"I had a leadership conference here a few years ago. I have not done that often, but I would like to do it on a more regular basis. It has to be a match with my clients," she said. "It is so peaceful here, it is not like being in Houston or Philadelphia. It can be very productive for them when they come here."
Travel seldom takes Ms. Goodwin on the road for more than four or five days at a time. "I'm usually gone a week a month, total," she said. "It might be split up into two increments. Four or five days at a time really helps me establish a rhythm as opposed to literally popping in and popping out for an afternoon. I find that it works well."
When she starts with a new company, she said, she works with them usually no less than a year.
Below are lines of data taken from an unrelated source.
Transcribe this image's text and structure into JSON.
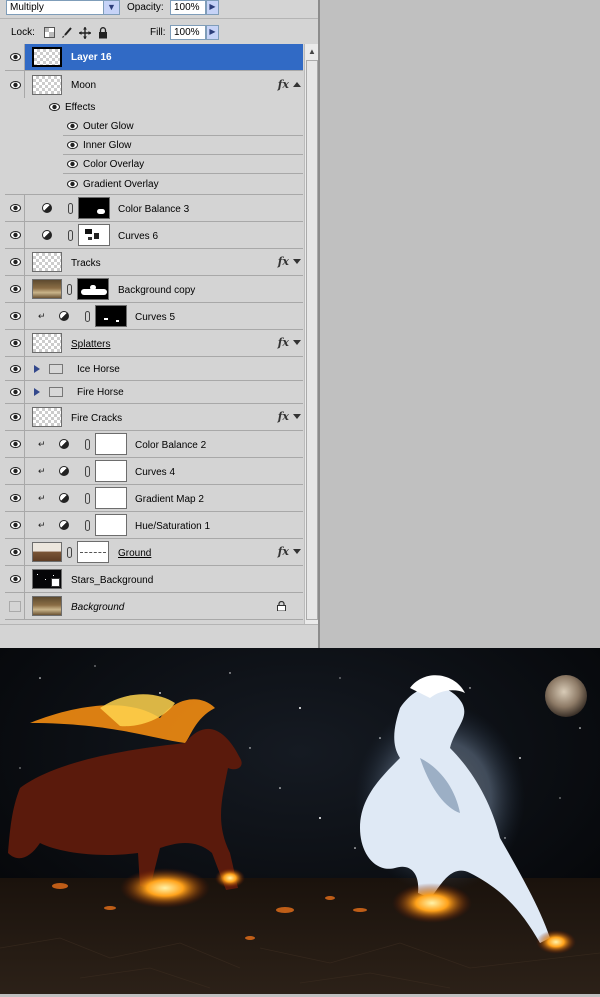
{
  "blend_mode": "Multiply",
  "opacity_label": "Opacity:",
  "opacity_value": "100%",
  "lock_label": "Lock:",
  "fill_label": "Fill:",
  "fill_value": "100%",
  "layers": {
    "layer16": "Layer 16",
    "moon": "Moon",
    "effects": "Effects",
    "outer_glow": "Outer Glow",
    "inner_glow": "Inner Glow",
    "color_overlay": "Color Overlay",
    "gradient_overlay": "Gradient Overlay",
    "color_balance3": "Color Balance 3",
    "curves6": "Curves 6",
    "tracks": "Tracks",
    "bg_copy": "Background copy",
    "curves5": "Curves 5",
    "splatters": "Splatters",
    "ice_horse": "Ice Horse",
    "fire_horse": "Fire Horse",
    "fire_cracks": "Fire Cracks",
    "color_balance2": "Color Balance 2",
    "curves4": "Curves 4",
    "gradient_map2": "Gradient Map 2",
    "hue_sat1": "Hue/Saturation 1",
    "ground": "Ground",
    "stars_bg": "Stars_Background",
    "background": "Background"
  },
  "fx_label": "fx",
  "colors": {
    "selection": "#316ac5",
    "panel": "#d4d4d4",
    "canvas_bg": "#c0c0c0"
  }
}
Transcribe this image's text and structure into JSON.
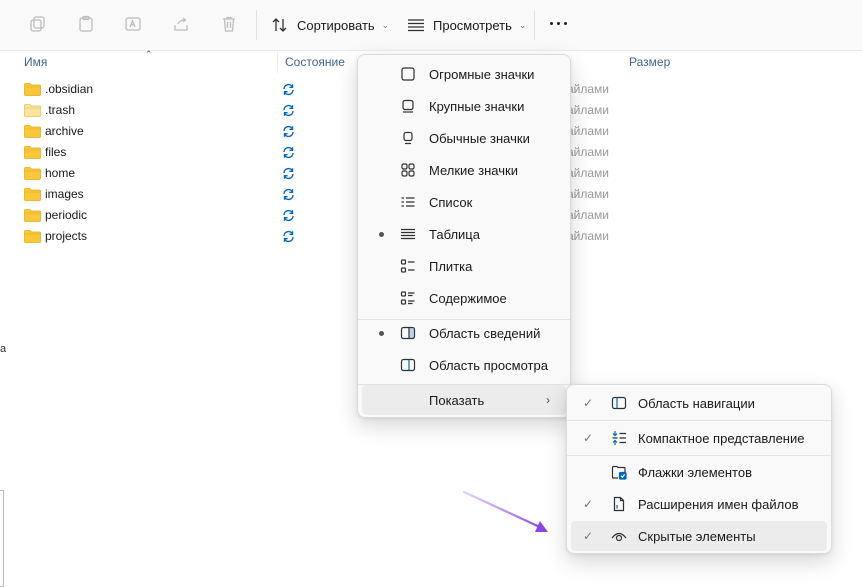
{
  "toolbar": {
    "sort_label": "Сортировать",
    "view_label": "Просмотреть",
    "more_icon": "more-horizontal-icon"
  },
  "columns": {
    "name": "Имя",
    "status": "Состояние",
    "size": "Размер"
  },
  "files": [
    {
      "name": ".obsidian",
      "status_text": "айлами"
    },
    {
      "name": ".trash",
      "status_text": "айлами"
    },
    {
      "name": "archive",
      "status_text": "айлами"
    },
    {
      "name": "files",
      "status_text": "айлами"
    },
    {
      "name": "home",
      "status_text": "айлами"
    },
    {
      "name": "images",
      "status_text": "айлами"
    },
    {
      "name": "periodic",
      "status_text": "айлами"
    },
    {
      "name": "projects",
      "status_text": "айлами"
    }
  ],
  "view_menu": {
    "items": [
      {
        "label": "Огромные значки",
        "icon": "extra-large-icons-icon",
        "selected": false
      },
      {
        "label": "Крупные значки",
        "icon": "large-icons-icon",
        "selected": false
      },
      {
        "label": "Обычные значки",
        "icon": "medium-icons-icon",
        "selected": false
      },
      {
        "label": "Мелкие значки",
        "icon": "small-icons-icon",
        "selected": false
      },
      {
        "label": "Список",
        "icon": "list-icon",
        "selected": false
      },
      {
        "label": "Таблица",
        "icon": "details-icon",
        "selected": true
      },
      {
        "label": "Плитка",
        "icon": "tiles-icon",
        "selected": false
      },
      {
        "label": "Содержимое",
        "icon": "content-icon",
        "selected": false
      },
      {
        "label": "Область сведений",
        "icon": "details-pane-icon",
        "selected": true
      },
      {
        "label": "Область просмотра",
        "icon": "preview-pane-icon",
        "selected": false
      },
      {
        "label": "Показать",
        "icon": "",
        "selected": false
      }
    ]
  },
  "show_menu": {
    "items": [
      {
        "label": "Область навигации",
        "icon": "navigation-pane-icon",
        "checked": true
      },
      {
        "label": "Компактное представление",
        "icon": "compact-view-icon",
        "checked": true
      },
      {
        "label": "Флажки элементов",
        "icon": "item-checkboxes-icon",
        "checked": false
      },
      {
        "label": "Расширения имен файлов",
        "icon": "file-extensions-icon",
        "checked": true
      },
      {
        "label": "Скрытые элементы",
        "icon": "hidden-items-icon",
        "checked": true
      }
    ]
  },
  "colors": {
    "accent": "#0067c0",
    "folder": "#f8c83a",
    "pointer": "#8b44e6"
  }
}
She has had a client in Texas for eight years.
Ms. Goodwin says she has had four careers since settling into her current work. She has a doctorate in aesthetics and taught art history and creative writing. She worked as a professional modern dancer in New York and Philadelphia. She taught dance anthropology, dance history, and dance technique. She rode and trained three-day event horses. She worked for a consulting company, and she now has her own business. She has no plans to retire. "I'll retire when I die," she said.
She exudes a sense of optimism when she speaks. "I believe that things work out, and they do if you let them. When people get tangled up they are usually caught up in 'right and wrong' or truth. Things have to be a certain way. You're right and I'm wrong or the other way around.' What are the other possibilities? Just consider the other possibilities for a minute."
Ms. Goodwin said, "I like to think I'm connected to the universe. Connections are the basis of all things. I like to say that there are only two reasons things fail: one, you get your feelings hurt, and the other is your expectations aren't met." She and those two contributors to failure are rooted in not being connected.
Ms. Goodwin and her husband found a connection in West Tisbury. They looked for a house and ended up building one on two acres. She said, "We decided we wanted to live in a year-round community, not one where people disappeared for nine months of the year." She said that her husband has a green thumb that is the equal of his hair dressing skills and has turned their yard into a beautiful garden.
"The things we do take up all the treasury will allow and the time too," she said. She rides her upper level dressage horse six days a week and plans to ride in shows as soon as she works out a few kinks. Mr. Cascarino fishes in his spare time.
"We sail for fun," she said. "We will run down for cocktails on the boat sometimes at the end of the day. We just celebrated the 25th anniversary of our first date. Things have worked out better than we could have imagined. It is like living in a piece of heaven."